It is impossible for us to know what the Chinese are thinking, and we have no  overt basis for assuming the Chinese and North Koreans are collaborating, but we  do note that China has taken an increasing interest in stabilizing North Korea.  For its part, North Korea has tended to stage these crises — and their  subsequent Chinese interventions — at quite useful times for Beijing.

It should also be noted that other countries have learned the ferocious,  weak, crazy maneuver from North Korea. Iran is the best pupil. It has  convincingly portrayed itself as ferocious via its nuclear program, endlessly  and quite publicly pursuing its program without ever quite succeeding. It is  also persistently seen as weak, perpetually facing  economic crises and wrathful mobs of iPod-wielding youths.
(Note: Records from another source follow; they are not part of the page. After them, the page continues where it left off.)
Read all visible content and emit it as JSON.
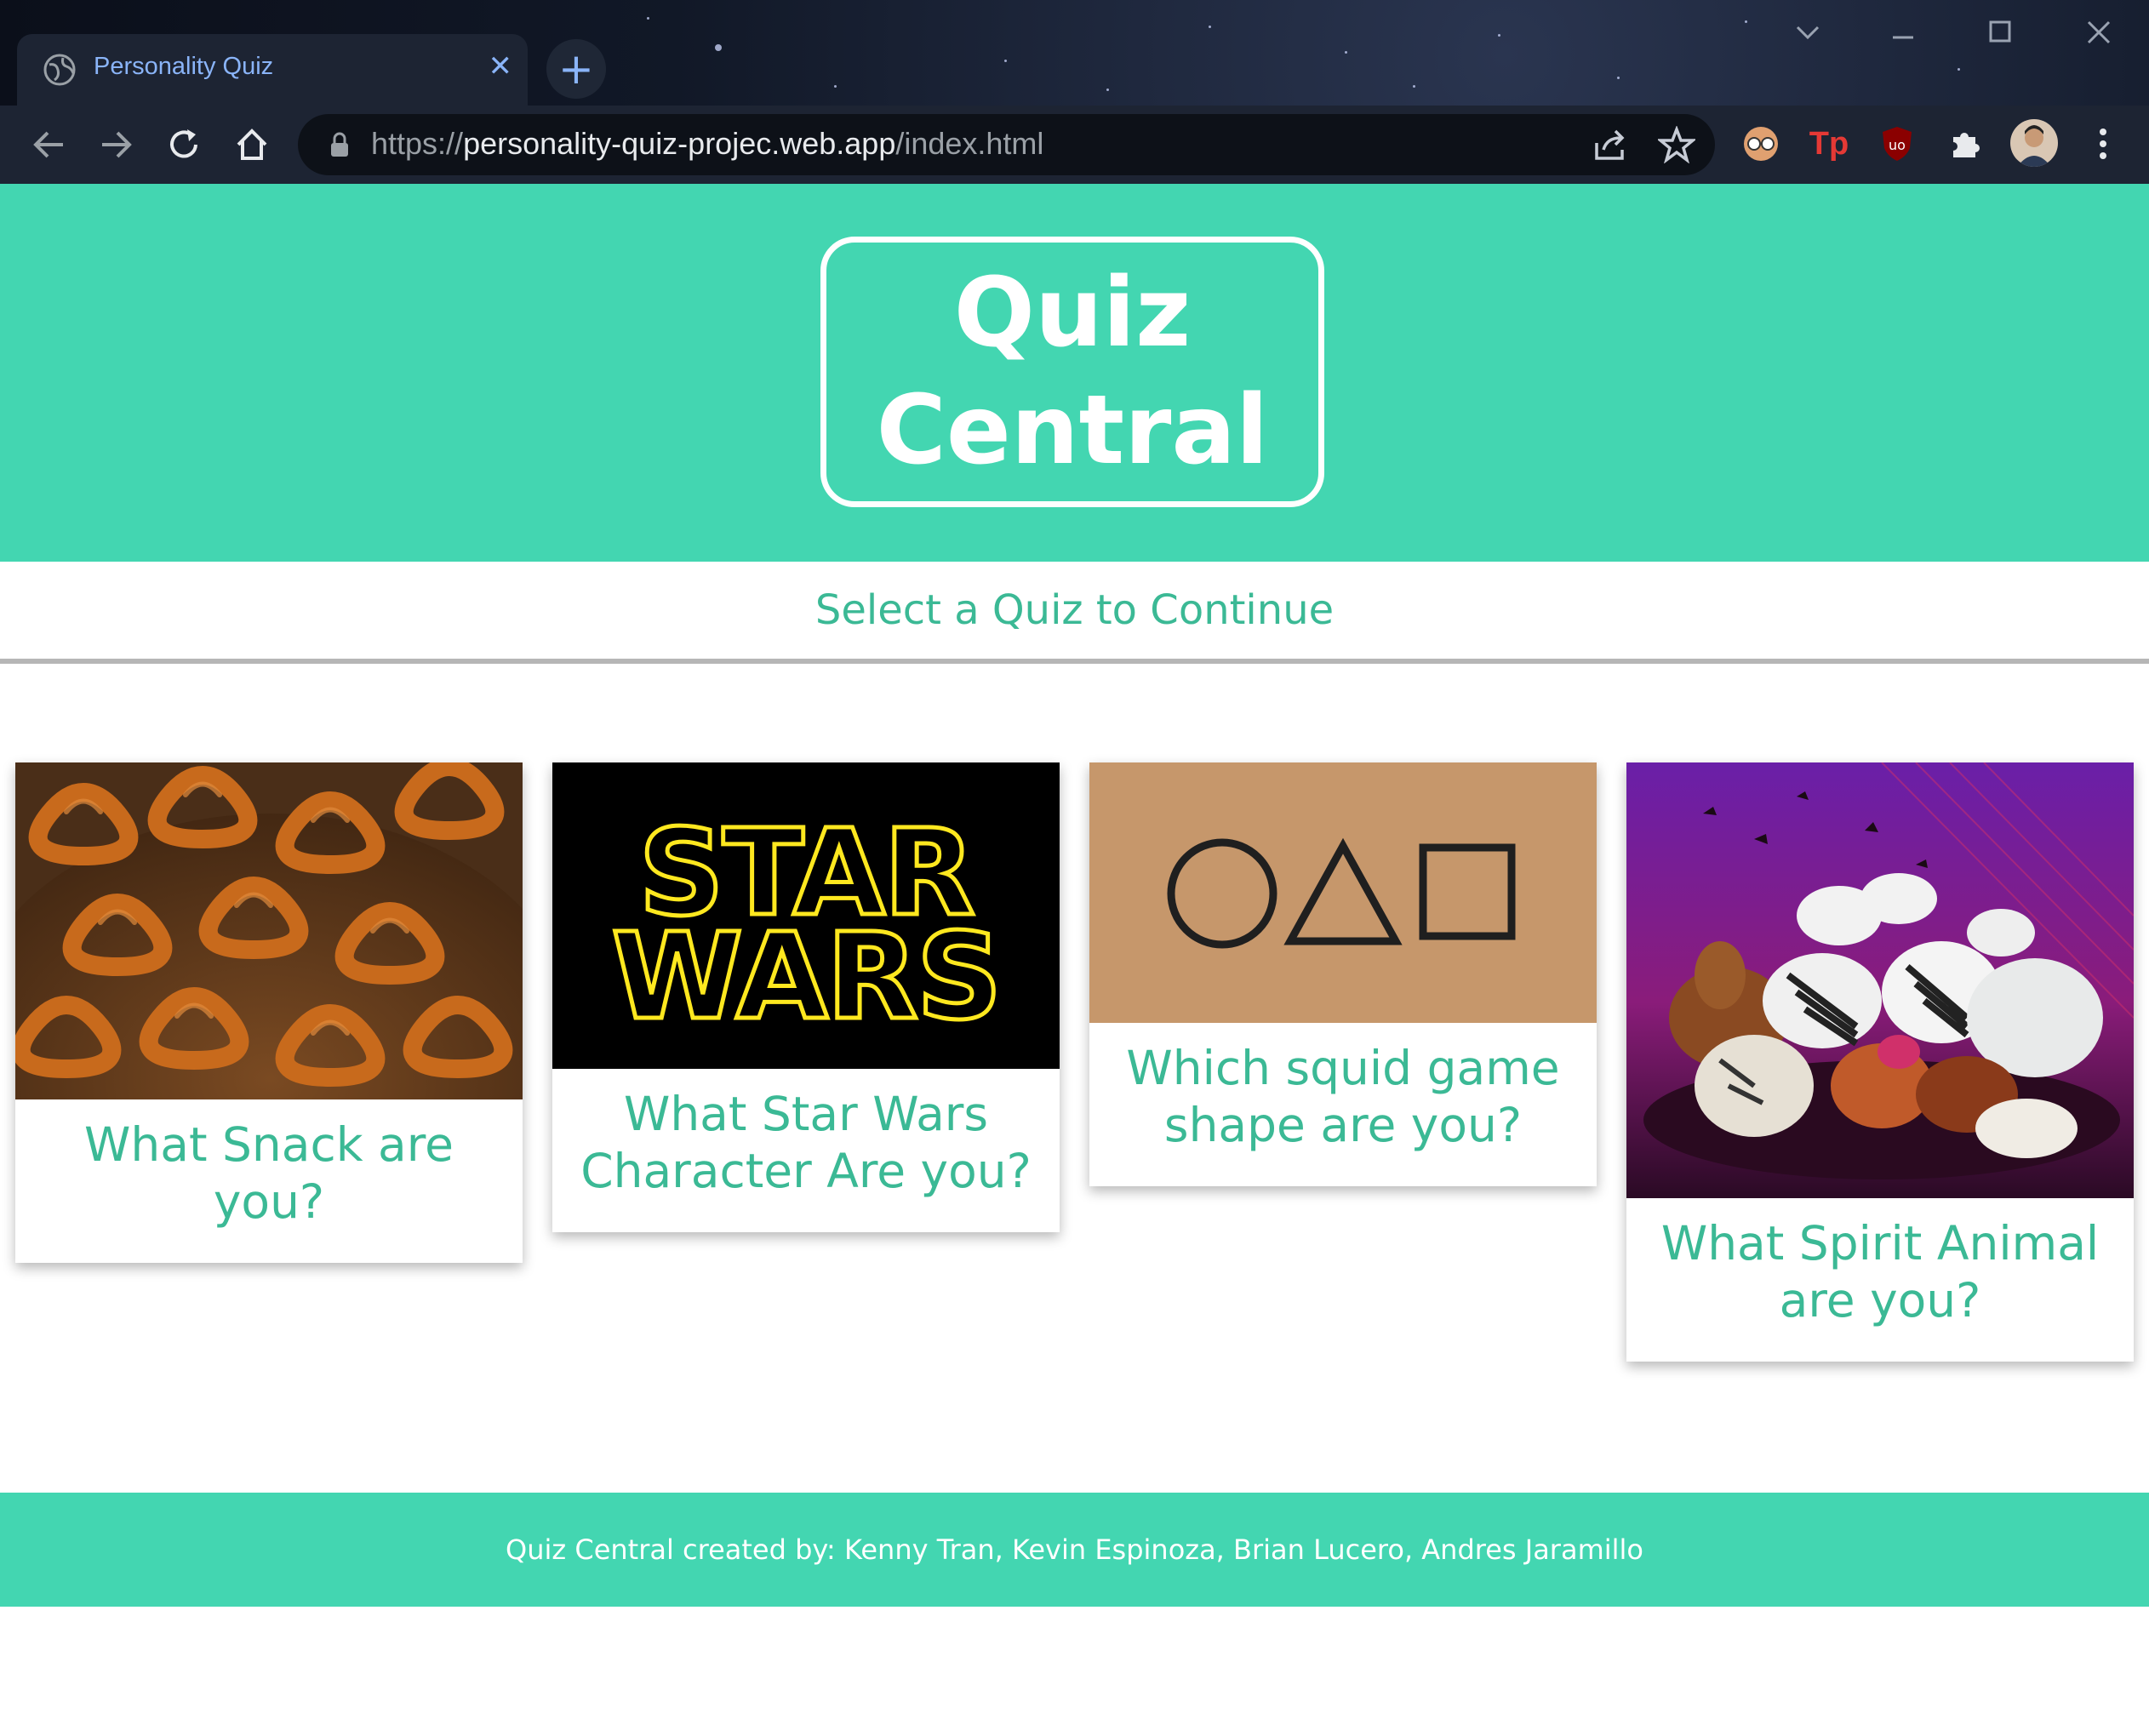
{
  "browser": {
    "tab_title": "Personality Quiz",
    "tab_close_symbol": "✕",
    "new_tab_symbol": "+",
    "url_scheme": "https://",
    "url_host": "personality-quiz-projec.web.app",
    "url_path": "/index.html",
    "icons": {
      "back": "back-arrow-icon",
      "forward": "forward-arrow-icon",
      "reload": "reload-icon",
      "home": "home-icon",
      "lock": "lock-icon",
      "share": "share-icon",
      "bookmark": "star-icon",
      "extensions": "puzzle-icon",
      "menu": "kebab-menu-icon"
    },
    "extension_badges": {
      "tp": "Tp",
      "ublock": "uo"
    }
  },
  "header": {
    "logo_line1": "Quiz",
    "logo_line2": "Central"
  },
  "subtitle": "Select a Quiz to Continue",
  "quizzes": [
    {
      "title": "What Snack are you?",
      "image": "pretzels-image"
    },
    {
      "title": "What Star Wars Character Are you?",
      "image": "star-wars-logo-image",
      "logo_line1": "STAR",
      "logo_line2": "WARS"
    },
    {
      "title": "Which squid game shape are you?",
      "image": "squid-game-shapes-image"
    },
    {
      "title": "What Spirit Animal are you?",
      "image": "animals-group-image"
    }
  ],
  "footer": "Quiz Central created by: Kenny Tran, Kevin Espinoza, Brian Lucero, Andres Jaramillo",
  "colors": {
    "accent": "#43d6b1",
    "accent_text": "#3bb995",
    "white": "#ffffff"
  }
}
Whether Iran can  play the weakness card as skillfully as North Korea remains unclear — Iran just  doesn’t have the famines North Korea has.

Additionally, Iran’s rhetoric at times can certainly be considered crazy:  Tehran has carefully cultivated perceptions that it would wage nuclear war even  if this meant the death of all Iranians. Like North Korea, Iran also has managed  to retain its form of government and its national sovereignty. Endless  predictions of the fall of the Islamic republic to a rising generation have  proved false.

I do not mean to appear to be criticizing the “ferocious, weak and crazy”  strategy. When you are playing a weak hand, such a strategy can yield  demonstrable benefits. It preserves regimes, centers one as a major  international player and can wring concessions out of major powers. It can be  pushed too far, however, when the fear of ferocity and craziness undermines the  solace your opponents find in your weakness.

Diplomacy is the art of nations achieving their ends without resorting to  war. It is particularly important for small, isolated nations to survive without  going to war. As in many things, the paradox of appearing willing to go to war  in spite of all rational calculations can be the foundation for avoiding war. It  is a sound strategy, and for North Korea and Iran, for the time being at least,  it has worked.

Read more:  Ferocious, Weak and Crazy: The North Korean Strategy | Stratfor

Leave a comment

Filed under Current affairs